Rationale and design of a trial improving outcome of type 2 diabetics on hemodialysis. Die Deutsche Diabetes Dialyse Studie Investigators.Kidney Int Suppl 1999; 71:S222-6KI
Non-insulin-dependent diabetes mellitus dialysis patients have the highest cardiovascular mortality known in any group of patients. Mixed dyslipidemia with moderately elevated low-density lipoprotein (LDL) cholesterol and high levels of triglyceride-rich lipoproteins is common in this condition. It is not known, however, whether patients with type 2 diabetes on dialysis with this form of dyslipidemia derive benefit from lipid-lowering therapy. Recently, drugs have become available that potently lower triglyceride-rich, apoB-containing lipoproteins and thus permit testing of this issue. This is the first trial to address specifically the issue of whether the excessive cardiovascular mortality of patients with type 2 diabetes on dialysis can be lowered by statins.
The Die Deutsche Diabetes Dialyse Studie is a prospective randomized placebo-controlled trial that tests the hypothesis that atorvastatin, a hydroxymethyl-glutaryl coenzyme A reductase inhibitor, decreases the rate of cardiovascular mortality and of nonfatal myocardial infarction in patients with type 2 diabetes who have been on hemodialysis treatment for no more than two years. The primary endpoint, cardiovascular mortality, includes fatal myocardial infarction, sudden death, death during coronary intervention, death from heart failure, and other coronary causes. Secondary endpoints comprise overall mortality, nonfatal cardiovascular events, fatal and nonfatal cerebrovascular disease, and the mean percentage change in lipid profile from baseline. The trial enrolls 1200 men and women on hemodialysis for less than two years and with type 2 diabetes at 150 centers throughout Germany. Inclusion criteria are age of 18 to 80 years, low-density cholesterol of 80 to 190 mg/dl (2.1 to 4.9 mmol/liter), and triglyceride levels of less than 1000 mg/dl (11.4 mmol/liter). Patients are randomized to cither inactive (placebo) or active (atorvastatin, 20 mg/day) drug therapy. The average duration of follow-up is more than 2.5 years. To protect against a lower than expected rate of events, the trial will be continued until a predetermined fixed number of endpoints occurs in the entire cohort so that the predefined power of the trial will be guaranteed.
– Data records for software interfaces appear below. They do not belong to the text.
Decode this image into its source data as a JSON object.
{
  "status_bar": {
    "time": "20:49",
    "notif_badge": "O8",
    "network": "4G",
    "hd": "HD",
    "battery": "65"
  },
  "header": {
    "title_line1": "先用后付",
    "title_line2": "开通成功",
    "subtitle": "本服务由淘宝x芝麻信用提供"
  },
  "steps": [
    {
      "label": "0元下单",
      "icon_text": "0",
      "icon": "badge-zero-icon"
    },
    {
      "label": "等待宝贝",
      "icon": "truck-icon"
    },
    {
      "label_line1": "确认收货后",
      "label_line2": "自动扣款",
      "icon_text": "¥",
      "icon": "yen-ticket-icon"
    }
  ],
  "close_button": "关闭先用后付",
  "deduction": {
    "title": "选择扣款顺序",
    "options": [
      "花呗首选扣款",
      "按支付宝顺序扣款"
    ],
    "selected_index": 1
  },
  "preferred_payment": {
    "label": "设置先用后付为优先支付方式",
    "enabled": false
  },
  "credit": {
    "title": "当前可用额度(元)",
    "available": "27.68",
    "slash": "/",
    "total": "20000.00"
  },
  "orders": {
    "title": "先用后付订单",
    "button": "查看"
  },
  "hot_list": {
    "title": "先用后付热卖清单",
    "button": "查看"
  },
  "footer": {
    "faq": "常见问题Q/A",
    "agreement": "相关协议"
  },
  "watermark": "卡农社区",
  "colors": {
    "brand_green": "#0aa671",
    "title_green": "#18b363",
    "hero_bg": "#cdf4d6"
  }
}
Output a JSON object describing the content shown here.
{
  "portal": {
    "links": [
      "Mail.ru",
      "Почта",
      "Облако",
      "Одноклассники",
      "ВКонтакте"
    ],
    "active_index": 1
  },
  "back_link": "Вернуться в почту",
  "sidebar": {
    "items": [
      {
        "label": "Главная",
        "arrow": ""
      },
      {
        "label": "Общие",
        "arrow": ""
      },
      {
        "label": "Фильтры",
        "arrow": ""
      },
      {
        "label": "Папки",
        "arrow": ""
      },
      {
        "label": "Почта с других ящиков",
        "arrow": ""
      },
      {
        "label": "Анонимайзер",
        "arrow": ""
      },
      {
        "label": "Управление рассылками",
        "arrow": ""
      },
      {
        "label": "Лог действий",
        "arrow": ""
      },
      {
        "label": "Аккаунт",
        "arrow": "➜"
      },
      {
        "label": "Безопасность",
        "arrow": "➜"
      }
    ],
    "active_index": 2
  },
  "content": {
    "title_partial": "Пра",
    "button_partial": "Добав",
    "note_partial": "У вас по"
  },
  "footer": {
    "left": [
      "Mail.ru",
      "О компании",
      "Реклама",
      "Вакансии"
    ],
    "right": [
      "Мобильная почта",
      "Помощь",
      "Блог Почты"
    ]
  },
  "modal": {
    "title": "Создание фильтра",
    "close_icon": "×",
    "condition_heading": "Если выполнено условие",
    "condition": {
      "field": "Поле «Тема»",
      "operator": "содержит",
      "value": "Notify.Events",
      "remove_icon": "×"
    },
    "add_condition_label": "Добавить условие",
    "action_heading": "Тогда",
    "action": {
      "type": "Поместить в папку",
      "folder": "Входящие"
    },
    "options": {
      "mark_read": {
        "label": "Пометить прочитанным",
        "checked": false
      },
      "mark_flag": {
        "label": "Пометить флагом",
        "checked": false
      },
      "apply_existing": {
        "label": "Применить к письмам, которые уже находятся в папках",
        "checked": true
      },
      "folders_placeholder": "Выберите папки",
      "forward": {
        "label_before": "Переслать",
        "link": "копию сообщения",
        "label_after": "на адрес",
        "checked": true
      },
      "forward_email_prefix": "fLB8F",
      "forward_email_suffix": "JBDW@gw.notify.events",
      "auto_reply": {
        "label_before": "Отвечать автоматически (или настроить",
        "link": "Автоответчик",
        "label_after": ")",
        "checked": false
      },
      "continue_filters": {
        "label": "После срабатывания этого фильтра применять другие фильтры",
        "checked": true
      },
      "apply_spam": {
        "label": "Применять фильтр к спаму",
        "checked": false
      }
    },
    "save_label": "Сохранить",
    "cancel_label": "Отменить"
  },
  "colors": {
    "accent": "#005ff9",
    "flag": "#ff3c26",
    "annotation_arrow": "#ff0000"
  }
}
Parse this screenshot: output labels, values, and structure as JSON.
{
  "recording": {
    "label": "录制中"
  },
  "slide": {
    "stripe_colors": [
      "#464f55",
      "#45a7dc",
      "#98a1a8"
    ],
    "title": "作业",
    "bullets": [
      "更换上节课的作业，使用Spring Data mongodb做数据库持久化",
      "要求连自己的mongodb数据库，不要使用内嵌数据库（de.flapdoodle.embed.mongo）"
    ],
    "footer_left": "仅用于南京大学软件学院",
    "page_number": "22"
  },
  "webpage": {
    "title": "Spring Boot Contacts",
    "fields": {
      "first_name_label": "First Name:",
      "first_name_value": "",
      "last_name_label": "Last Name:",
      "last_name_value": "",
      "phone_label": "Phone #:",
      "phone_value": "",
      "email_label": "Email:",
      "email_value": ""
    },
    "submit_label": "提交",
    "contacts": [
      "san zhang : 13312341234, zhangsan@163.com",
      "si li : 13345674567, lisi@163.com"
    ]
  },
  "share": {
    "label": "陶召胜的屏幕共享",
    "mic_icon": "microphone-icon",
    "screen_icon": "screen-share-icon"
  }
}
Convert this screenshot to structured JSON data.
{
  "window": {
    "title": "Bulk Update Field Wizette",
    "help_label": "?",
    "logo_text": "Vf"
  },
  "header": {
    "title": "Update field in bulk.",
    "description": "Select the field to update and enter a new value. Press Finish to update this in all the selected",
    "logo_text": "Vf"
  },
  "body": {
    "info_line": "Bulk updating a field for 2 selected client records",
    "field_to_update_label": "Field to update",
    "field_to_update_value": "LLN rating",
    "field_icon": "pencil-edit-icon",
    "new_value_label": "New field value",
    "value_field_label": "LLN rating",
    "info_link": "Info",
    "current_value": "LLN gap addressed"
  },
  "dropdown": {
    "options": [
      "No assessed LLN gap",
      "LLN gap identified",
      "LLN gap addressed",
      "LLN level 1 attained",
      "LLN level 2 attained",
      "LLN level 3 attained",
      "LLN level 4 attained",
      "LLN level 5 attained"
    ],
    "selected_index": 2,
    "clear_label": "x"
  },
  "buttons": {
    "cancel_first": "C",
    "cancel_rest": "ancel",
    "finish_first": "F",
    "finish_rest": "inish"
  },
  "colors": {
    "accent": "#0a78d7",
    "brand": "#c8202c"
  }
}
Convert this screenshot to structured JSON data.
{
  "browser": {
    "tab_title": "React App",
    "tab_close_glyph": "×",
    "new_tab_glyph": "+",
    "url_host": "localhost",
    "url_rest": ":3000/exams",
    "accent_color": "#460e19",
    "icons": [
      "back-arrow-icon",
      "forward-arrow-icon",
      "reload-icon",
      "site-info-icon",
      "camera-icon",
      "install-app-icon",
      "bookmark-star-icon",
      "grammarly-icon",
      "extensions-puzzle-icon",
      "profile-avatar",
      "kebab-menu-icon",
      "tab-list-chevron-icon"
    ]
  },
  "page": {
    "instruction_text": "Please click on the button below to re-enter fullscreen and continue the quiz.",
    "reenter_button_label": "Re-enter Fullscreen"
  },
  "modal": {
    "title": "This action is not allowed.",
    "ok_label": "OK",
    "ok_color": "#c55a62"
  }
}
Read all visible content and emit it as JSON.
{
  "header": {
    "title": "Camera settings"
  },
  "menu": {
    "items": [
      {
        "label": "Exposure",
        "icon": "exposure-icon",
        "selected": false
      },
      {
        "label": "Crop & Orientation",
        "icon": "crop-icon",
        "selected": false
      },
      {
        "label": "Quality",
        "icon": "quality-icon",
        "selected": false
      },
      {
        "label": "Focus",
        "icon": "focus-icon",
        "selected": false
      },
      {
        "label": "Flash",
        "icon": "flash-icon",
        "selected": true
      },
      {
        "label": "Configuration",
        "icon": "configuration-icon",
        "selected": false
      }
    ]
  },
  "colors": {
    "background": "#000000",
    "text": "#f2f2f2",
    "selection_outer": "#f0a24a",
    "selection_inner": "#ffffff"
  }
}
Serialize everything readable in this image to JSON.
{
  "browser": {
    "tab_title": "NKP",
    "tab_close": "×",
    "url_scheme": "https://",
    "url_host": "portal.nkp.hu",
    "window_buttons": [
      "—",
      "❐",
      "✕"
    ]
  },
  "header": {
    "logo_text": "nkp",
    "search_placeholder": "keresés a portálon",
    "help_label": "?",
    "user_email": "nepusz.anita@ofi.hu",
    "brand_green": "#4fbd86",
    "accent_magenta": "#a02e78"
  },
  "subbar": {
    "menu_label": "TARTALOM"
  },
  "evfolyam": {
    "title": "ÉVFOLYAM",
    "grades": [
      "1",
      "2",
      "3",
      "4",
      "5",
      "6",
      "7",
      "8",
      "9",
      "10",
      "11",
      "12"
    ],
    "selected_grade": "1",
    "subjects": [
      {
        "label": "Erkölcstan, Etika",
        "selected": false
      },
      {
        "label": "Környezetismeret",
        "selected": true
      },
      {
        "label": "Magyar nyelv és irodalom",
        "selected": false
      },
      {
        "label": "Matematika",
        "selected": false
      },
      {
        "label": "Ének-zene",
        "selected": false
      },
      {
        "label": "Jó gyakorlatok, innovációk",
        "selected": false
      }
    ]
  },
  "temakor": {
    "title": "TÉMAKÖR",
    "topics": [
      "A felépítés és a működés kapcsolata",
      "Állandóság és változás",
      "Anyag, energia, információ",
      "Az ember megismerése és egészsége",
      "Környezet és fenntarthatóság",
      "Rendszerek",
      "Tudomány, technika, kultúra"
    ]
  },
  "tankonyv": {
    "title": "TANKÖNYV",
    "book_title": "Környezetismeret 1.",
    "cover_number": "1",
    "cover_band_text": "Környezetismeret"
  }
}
This trial was designed to demonstrate that lipid lowering with atorvastatin will improve life expectancy and quality of life in type 2 diabetics on hemodialysis. The resolution of this question is important because the genesis of vascular lesions in this condition is multifactorial and the precise role of dyslipidemia has not been defined.